Work instructions: Find every line in the records below that holds the word "this" and copy it.

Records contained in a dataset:
* * * * * * *

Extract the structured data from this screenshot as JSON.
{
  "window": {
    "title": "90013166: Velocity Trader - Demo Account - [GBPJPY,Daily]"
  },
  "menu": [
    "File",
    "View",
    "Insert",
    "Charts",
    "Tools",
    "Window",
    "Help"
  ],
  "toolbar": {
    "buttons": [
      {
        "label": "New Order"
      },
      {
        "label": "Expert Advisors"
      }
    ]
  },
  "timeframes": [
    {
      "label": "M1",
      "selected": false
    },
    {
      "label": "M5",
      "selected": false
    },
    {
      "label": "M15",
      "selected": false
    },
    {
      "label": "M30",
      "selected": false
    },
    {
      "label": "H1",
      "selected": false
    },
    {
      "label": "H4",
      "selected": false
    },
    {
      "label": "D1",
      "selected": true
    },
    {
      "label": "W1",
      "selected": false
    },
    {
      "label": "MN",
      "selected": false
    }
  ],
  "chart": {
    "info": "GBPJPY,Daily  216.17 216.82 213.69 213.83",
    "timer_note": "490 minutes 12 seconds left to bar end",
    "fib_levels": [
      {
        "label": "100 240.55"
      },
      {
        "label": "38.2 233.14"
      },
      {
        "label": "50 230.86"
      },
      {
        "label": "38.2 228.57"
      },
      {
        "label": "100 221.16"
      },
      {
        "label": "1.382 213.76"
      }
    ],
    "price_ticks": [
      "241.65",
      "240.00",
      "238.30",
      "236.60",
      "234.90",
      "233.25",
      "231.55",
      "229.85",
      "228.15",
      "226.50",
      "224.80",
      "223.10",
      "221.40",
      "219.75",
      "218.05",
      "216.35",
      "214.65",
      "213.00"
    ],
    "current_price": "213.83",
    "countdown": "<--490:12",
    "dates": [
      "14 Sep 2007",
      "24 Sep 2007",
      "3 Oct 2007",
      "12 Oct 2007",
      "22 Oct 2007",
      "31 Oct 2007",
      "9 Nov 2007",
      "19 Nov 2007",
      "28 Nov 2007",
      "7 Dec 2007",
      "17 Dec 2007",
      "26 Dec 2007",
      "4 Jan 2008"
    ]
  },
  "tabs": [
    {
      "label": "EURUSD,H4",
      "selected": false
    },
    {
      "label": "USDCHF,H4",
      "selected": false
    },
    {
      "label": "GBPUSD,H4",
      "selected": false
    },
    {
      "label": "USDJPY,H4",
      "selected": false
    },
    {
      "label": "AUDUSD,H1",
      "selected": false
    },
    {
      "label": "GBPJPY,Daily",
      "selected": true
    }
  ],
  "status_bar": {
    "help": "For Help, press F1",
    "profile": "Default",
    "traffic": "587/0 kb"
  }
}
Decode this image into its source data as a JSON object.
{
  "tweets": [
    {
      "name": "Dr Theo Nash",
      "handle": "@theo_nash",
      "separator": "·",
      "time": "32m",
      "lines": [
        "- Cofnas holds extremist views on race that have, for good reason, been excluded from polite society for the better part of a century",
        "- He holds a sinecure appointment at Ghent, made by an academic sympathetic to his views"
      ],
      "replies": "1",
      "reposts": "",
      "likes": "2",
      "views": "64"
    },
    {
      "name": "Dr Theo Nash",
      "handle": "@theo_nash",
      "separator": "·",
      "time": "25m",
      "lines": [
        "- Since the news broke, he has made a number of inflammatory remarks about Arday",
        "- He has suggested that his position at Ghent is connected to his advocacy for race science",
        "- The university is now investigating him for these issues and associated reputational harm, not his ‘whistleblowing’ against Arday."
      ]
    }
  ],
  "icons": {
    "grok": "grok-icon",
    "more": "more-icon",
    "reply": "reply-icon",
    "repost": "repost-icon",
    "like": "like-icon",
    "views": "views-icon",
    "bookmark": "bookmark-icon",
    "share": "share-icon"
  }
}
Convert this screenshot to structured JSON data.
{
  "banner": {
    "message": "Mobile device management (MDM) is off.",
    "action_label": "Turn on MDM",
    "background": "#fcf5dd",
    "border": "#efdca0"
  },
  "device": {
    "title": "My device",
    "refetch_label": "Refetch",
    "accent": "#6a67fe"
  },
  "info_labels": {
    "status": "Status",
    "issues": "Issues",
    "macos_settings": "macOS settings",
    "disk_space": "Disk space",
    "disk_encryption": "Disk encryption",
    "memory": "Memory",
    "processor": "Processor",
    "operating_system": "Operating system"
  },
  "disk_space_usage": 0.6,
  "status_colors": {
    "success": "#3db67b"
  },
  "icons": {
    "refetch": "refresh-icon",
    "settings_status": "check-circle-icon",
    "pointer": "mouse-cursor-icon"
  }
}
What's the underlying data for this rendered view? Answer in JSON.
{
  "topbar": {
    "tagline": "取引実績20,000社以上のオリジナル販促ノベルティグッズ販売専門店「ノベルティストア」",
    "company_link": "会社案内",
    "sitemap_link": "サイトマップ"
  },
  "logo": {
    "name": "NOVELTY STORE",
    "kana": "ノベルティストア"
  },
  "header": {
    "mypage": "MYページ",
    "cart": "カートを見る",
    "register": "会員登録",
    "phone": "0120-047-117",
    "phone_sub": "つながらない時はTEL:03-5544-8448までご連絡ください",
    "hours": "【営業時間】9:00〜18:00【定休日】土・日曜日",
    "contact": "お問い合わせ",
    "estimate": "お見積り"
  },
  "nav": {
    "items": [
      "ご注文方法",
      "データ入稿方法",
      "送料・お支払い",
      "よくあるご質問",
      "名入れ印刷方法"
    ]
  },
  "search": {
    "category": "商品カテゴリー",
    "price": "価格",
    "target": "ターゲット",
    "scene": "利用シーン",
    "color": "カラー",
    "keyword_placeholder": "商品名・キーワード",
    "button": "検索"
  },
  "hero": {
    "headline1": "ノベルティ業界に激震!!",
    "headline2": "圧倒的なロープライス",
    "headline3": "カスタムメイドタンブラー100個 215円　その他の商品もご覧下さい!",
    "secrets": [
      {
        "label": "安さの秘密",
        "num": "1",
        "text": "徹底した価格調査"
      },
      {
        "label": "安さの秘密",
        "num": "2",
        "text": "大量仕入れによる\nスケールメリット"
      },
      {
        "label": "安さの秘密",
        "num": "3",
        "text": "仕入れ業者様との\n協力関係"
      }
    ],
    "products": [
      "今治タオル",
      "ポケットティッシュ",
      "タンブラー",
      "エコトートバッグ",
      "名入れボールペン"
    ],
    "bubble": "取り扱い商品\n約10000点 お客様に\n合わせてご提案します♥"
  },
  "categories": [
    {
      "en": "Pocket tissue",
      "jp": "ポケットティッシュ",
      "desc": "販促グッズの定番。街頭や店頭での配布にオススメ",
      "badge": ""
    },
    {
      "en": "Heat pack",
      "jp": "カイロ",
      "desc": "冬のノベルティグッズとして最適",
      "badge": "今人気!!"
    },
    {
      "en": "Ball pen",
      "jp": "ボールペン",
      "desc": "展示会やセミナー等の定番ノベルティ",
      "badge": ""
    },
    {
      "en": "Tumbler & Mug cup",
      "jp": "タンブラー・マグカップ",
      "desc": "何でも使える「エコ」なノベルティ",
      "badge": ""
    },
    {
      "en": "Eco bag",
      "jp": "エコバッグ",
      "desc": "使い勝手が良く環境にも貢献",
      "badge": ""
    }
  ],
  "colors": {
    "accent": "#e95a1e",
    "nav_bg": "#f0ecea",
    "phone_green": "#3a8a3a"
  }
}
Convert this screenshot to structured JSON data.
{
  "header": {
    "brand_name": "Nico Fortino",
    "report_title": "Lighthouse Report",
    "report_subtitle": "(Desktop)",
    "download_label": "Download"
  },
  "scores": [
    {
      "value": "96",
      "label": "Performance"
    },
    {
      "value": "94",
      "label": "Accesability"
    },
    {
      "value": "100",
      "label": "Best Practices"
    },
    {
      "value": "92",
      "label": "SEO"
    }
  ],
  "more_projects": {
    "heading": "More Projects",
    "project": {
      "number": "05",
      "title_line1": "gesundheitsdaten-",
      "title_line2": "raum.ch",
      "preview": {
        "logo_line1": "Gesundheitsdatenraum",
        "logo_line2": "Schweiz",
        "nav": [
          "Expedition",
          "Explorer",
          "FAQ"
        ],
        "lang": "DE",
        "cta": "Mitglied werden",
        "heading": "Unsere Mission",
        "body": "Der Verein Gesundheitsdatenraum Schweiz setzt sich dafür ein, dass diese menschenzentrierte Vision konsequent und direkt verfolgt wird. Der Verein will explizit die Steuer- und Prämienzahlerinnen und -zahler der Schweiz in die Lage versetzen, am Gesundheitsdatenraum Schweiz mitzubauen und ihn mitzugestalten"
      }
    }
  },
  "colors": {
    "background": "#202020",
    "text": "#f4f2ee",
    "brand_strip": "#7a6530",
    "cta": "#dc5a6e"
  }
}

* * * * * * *

Answer below:
Extract the structured data from this screenshot as JSON.
Decode this image into its source data as a JSON object.
Convert this screenshot to structured JSON data.
What's the underlying data for this rendered view? Answer in JSON.
Convert this screenshot to structured JSON data.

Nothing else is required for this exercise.